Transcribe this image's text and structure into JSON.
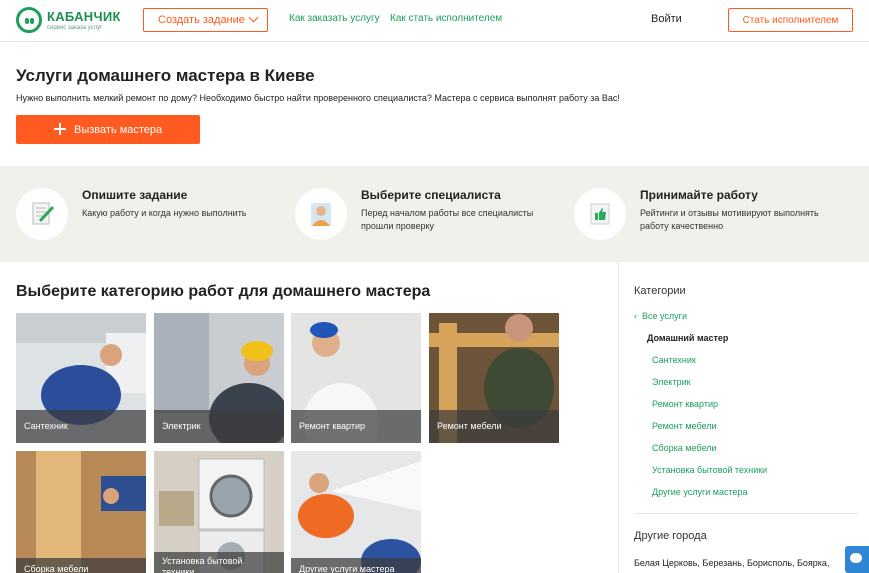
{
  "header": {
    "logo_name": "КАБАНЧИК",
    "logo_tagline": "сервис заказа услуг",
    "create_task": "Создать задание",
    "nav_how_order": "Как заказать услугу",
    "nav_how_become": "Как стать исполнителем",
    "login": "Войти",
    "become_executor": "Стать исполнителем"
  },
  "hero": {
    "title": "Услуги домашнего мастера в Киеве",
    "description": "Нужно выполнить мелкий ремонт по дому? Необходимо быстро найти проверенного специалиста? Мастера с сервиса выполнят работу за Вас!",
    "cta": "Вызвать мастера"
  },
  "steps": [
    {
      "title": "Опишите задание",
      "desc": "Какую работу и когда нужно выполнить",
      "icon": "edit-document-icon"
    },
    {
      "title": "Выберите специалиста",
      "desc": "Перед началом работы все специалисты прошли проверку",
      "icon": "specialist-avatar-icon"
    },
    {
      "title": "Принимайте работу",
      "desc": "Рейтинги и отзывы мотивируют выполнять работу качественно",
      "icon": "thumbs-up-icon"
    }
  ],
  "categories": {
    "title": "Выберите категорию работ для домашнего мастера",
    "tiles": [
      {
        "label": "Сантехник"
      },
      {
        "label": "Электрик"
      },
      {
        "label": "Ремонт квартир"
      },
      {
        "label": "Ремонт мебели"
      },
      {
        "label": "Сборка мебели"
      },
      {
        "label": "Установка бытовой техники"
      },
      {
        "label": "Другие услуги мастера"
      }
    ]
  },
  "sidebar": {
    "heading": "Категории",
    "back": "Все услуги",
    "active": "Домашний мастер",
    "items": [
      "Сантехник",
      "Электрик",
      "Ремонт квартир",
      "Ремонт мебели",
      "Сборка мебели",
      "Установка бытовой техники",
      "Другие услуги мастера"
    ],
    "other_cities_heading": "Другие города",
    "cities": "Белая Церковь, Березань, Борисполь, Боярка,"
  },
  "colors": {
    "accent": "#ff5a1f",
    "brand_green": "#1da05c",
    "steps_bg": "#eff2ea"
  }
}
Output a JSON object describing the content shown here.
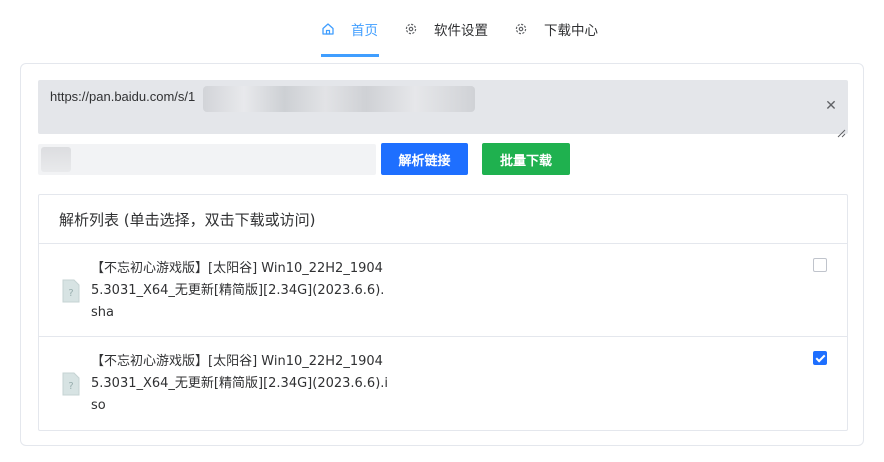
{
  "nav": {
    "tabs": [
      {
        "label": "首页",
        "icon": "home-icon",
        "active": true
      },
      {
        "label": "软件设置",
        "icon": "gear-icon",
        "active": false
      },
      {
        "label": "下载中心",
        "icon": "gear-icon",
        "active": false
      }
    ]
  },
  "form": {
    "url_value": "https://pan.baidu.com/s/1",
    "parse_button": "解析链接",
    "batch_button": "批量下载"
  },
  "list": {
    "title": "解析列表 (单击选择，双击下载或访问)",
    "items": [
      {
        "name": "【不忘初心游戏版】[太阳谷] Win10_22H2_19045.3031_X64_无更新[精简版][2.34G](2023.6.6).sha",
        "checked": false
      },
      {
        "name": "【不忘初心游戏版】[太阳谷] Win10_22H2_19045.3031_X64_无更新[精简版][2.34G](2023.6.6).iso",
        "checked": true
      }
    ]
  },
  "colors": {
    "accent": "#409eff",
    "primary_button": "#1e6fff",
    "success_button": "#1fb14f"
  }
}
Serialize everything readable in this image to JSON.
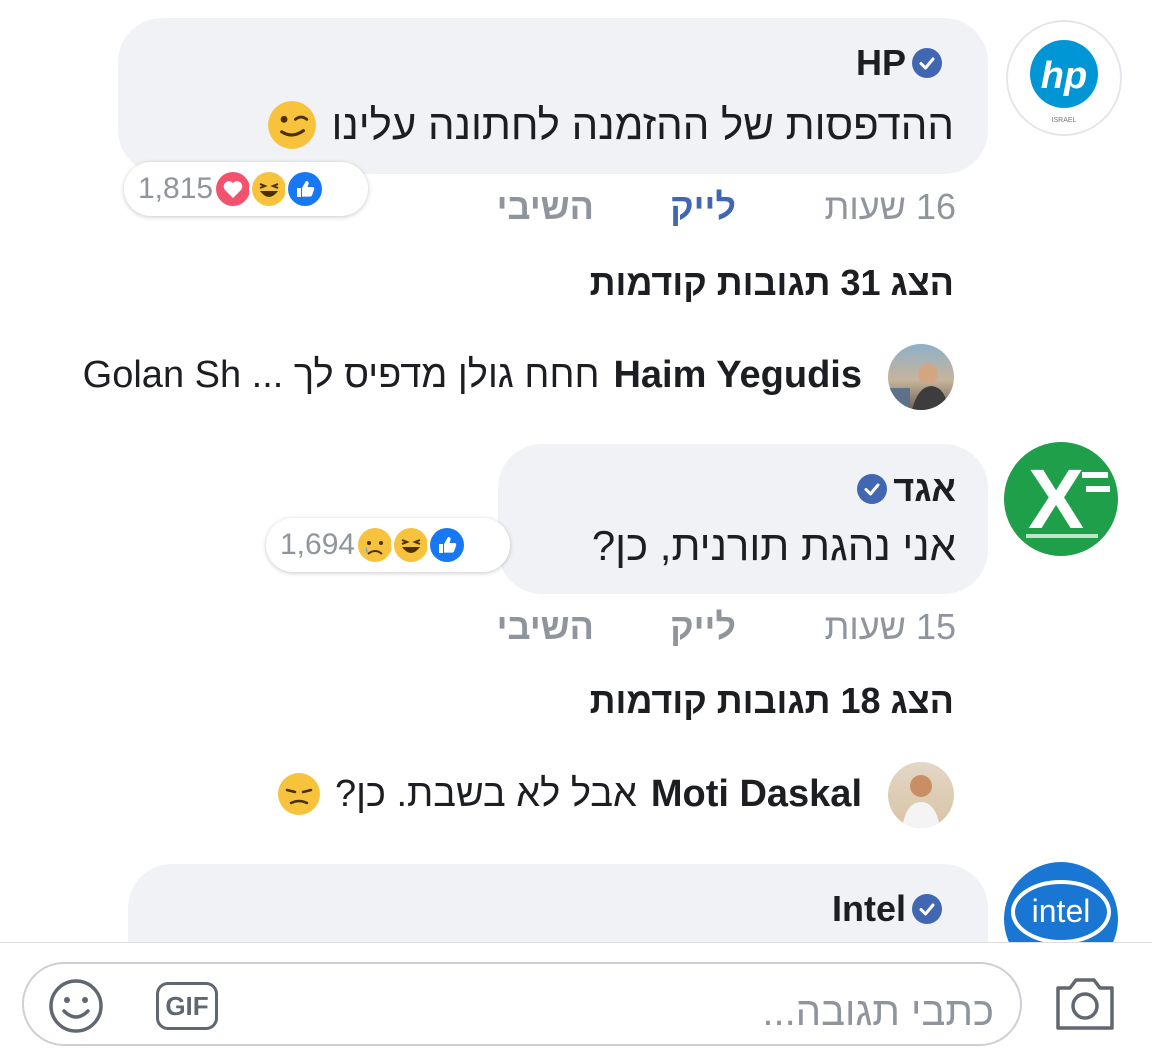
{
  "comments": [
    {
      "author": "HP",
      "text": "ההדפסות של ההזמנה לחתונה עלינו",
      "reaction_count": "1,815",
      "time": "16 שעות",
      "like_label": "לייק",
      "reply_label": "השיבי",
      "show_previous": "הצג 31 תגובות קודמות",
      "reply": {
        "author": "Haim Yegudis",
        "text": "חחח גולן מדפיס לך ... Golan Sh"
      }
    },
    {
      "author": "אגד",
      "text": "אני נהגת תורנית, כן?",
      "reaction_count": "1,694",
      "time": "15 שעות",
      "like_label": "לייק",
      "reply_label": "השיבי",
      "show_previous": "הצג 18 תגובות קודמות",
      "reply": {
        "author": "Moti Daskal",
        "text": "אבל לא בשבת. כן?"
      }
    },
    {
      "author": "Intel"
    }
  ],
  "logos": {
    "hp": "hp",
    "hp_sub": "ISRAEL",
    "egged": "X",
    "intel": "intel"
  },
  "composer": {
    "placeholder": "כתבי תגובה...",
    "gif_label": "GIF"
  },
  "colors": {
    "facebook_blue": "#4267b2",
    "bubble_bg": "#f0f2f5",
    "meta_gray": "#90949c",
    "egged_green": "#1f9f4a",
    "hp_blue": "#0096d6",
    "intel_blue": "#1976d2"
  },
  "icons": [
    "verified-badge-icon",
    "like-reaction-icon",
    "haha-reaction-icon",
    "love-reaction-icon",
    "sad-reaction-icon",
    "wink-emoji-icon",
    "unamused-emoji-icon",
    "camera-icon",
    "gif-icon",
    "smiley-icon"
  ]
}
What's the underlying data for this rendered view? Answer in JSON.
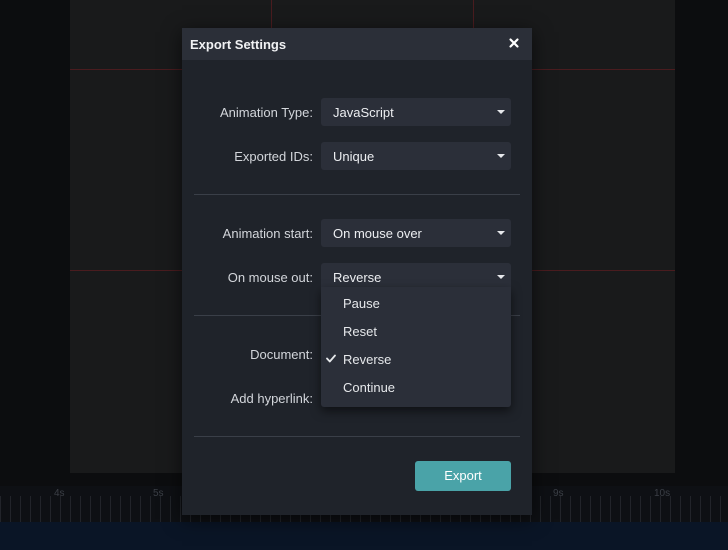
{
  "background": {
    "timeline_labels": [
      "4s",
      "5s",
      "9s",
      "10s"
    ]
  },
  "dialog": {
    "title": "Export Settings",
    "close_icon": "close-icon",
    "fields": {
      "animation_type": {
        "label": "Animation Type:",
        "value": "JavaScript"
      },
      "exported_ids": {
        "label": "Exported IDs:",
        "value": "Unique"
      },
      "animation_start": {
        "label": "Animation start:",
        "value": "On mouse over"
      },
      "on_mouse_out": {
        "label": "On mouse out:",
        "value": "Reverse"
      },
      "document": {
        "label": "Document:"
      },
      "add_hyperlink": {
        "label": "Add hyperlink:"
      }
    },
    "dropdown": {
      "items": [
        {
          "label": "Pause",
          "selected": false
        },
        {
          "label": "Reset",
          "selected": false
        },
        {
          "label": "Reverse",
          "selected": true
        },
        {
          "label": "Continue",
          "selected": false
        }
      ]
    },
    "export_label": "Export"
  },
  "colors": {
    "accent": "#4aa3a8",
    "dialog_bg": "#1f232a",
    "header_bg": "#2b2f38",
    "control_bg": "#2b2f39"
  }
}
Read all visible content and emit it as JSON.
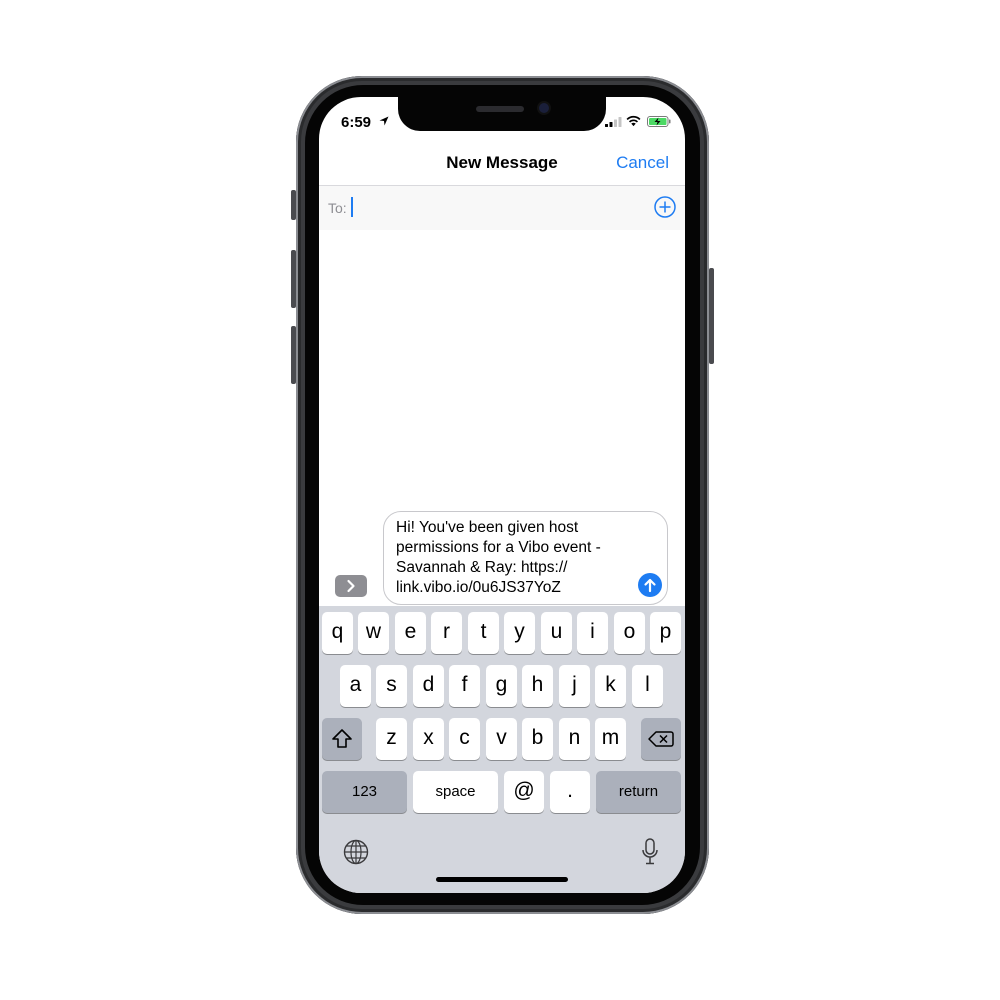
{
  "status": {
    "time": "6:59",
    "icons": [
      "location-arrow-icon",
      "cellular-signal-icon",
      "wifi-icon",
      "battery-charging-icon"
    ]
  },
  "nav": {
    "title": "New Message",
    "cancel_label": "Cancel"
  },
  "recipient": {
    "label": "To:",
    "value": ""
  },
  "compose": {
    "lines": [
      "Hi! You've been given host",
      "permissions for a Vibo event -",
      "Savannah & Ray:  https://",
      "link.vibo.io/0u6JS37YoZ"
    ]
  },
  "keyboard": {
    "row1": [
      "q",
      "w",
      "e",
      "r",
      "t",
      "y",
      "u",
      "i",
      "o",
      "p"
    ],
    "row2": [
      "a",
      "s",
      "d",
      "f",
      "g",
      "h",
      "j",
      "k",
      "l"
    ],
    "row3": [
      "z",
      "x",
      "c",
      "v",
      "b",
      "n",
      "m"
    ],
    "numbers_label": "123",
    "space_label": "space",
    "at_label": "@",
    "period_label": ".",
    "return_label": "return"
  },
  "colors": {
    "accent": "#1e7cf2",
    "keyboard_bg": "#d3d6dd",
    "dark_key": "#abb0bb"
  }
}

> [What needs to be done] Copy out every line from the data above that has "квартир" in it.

> [Solution for this task]
        "label": "Ремонт квартир"
      "Ремонт квартир",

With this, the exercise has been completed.